> [ASSIGNMENT]:
Filter out all lines without the word "Read" from the data below, please, and copy the rest.

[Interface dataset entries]
.....
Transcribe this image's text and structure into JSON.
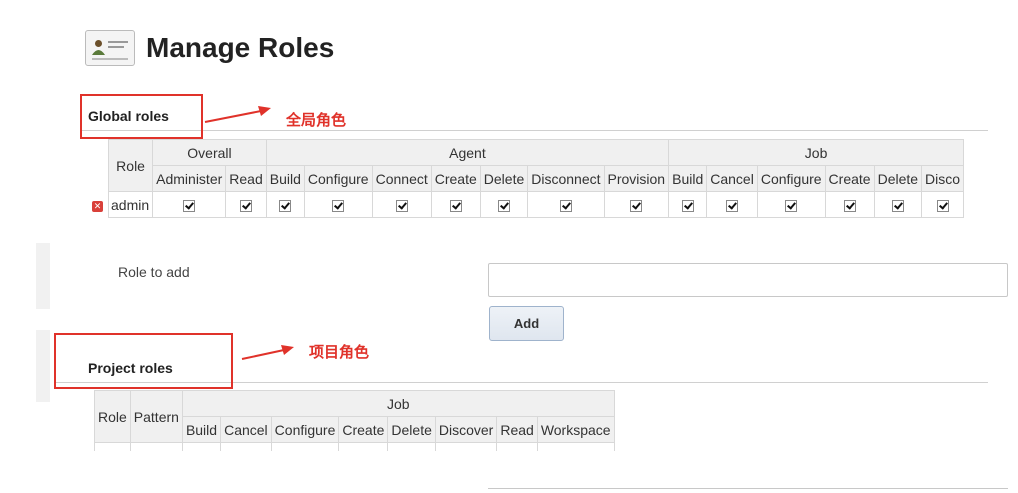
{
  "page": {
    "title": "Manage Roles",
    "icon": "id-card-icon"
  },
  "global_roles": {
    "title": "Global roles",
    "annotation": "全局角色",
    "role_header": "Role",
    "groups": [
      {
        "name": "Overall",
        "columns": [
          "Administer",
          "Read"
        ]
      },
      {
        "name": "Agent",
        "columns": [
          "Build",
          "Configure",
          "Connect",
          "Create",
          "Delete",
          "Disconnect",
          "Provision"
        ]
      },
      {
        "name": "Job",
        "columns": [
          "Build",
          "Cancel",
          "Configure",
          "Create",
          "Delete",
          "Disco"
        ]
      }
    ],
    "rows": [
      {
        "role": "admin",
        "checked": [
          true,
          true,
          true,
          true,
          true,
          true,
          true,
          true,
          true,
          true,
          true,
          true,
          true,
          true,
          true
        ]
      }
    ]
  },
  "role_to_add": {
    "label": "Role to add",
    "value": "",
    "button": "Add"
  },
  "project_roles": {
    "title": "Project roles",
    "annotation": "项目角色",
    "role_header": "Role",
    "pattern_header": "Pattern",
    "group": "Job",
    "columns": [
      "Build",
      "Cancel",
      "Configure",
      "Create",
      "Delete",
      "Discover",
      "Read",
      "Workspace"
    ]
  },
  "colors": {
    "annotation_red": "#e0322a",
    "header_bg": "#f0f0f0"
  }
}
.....
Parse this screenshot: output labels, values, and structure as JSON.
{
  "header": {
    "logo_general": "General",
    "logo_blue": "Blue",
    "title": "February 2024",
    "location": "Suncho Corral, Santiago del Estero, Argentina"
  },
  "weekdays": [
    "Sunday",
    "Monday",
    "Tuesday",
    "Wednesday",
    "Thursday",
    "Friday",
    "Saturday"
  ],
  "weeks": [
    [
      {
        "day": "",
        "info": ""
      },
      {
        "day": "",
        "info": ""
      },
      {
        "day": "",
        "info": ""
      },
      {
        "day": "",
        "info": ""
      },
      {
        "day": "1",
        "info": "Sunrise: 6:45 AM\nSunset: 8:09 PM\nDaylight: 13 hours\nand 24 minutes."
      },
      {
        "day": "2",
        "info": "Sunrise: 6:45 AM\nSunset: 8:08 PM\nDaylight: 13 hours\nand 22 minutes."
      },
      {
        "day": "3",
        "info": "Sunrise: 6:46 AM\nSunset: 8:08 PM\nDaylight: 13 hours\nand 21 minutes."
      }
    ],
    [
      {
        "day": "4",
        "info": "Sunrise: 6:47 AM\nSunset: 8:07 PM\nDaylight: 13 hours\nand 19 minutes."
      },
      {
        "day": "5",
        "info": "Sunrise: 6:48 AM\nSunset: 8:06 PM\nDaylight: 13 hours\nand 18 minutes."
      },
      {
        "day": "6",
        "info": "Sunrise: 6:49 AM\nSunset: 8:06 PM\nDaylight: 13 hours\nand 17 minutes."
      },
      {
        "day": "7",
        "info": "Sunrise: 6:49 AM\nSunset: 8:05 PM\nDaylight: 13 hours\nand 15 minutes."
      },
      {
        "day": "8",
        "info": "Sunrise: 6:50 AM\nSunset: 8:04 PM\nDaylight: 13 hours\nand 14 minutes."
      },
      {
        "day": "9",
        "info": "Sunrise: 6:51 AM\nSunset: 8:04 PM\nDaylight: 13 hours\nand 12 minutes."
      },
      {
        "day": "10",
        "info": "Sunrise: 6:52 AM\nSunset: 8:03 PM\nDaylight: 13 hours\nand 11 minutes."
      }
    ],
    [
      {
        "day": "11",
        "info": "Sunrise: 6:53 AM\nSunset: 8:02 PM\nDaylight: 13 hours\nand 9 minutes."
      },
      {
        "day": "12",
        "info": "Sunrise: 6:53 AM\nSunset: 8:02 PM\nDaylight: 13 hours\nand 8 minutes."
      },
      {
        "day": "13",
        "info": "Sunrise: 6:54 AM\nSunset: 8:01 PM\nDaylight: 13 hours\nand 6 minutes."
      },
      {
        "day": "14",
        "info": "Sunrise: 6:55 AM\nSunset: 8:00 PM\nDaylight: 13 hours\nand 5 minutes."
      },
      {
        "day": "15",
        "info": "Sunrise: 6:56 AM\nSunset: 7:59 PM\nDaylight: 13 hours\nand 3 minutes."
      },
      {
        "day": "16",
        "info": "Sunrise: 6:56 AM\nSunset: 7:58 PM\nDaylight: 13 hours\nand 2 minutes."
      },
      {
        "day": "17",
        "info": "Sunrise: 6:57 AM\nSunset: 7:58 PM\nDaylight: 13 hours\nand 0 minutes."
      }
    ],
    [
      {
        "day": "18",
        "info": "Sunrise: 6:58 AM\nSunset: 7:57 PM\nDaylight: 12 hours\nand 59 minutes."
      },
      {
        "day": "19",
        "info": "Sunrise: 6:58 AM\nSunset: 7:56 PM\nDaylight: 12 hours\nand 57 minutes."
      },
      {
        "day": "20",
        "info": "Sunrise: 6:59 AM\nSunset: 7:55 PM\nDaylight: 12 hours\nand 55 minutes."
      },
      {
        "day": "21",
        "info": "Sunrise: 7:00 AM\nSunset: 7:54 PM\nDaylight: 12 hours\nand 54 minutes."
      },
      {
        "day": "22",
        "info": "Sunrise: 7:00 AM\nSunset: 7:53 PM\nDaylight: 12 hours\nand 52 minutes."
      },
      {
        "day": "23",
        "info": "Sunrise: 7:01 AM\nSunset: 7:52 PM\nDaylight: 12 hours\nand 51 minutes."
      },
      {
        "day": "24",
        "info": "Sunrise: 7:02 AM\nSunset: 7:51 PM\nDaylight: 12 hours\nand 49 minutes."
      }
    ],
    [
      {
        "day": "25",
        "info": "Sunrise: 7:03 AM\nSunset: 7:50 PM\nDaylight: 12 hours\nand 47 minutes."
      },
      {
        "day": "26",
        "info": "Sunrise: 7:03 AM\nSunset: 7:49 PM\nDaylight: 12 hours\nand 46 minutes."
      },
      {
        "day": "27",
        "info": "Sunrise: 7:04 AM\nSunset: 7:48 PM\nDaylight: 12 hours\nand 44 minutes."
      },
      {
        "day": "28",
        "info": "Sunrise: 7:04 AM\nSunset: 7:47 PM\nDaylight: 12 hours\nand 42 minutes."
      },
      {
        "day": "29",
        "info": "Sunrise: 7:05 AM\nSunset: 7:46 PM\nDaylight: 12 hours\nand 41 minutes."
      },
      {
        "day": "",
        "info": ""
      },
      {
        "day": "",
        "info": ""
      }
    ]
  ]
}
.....
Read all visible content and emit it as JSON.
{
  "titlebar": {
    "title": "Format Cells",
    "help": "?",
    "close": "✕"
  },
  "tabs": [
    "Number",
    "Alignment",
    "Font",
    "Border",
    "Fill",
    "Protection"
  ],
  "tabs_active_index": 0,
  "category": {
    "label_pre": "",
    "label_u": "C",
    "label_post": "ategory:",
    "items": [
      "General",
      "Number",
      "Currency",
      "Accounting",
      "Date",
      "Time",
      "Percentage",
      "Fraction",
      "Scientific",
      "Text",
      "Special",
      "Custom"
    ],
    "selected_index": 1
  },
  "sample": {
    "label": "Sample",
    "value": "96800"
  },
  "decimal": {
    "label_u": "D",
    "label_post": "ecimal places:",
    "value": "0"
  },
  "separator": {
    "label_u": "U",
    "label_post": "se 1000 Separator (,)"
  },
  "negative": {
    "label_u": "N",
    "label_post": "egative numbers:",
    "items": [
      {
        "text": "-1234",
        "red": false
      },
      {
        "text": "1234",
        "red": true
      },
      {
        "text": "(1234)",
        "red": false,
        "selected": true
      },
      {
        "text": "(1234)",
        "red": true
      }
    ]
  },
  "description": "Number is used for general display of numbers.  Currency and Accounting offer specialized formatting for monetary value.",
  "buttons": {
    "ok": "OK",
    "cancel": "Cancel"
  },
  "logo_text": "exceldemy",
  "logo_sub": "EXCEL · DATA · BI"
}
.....
> [OUTPUT OF THE TASK]:
          "Read"
      "Read",
Read all visible content and emit it as JSON.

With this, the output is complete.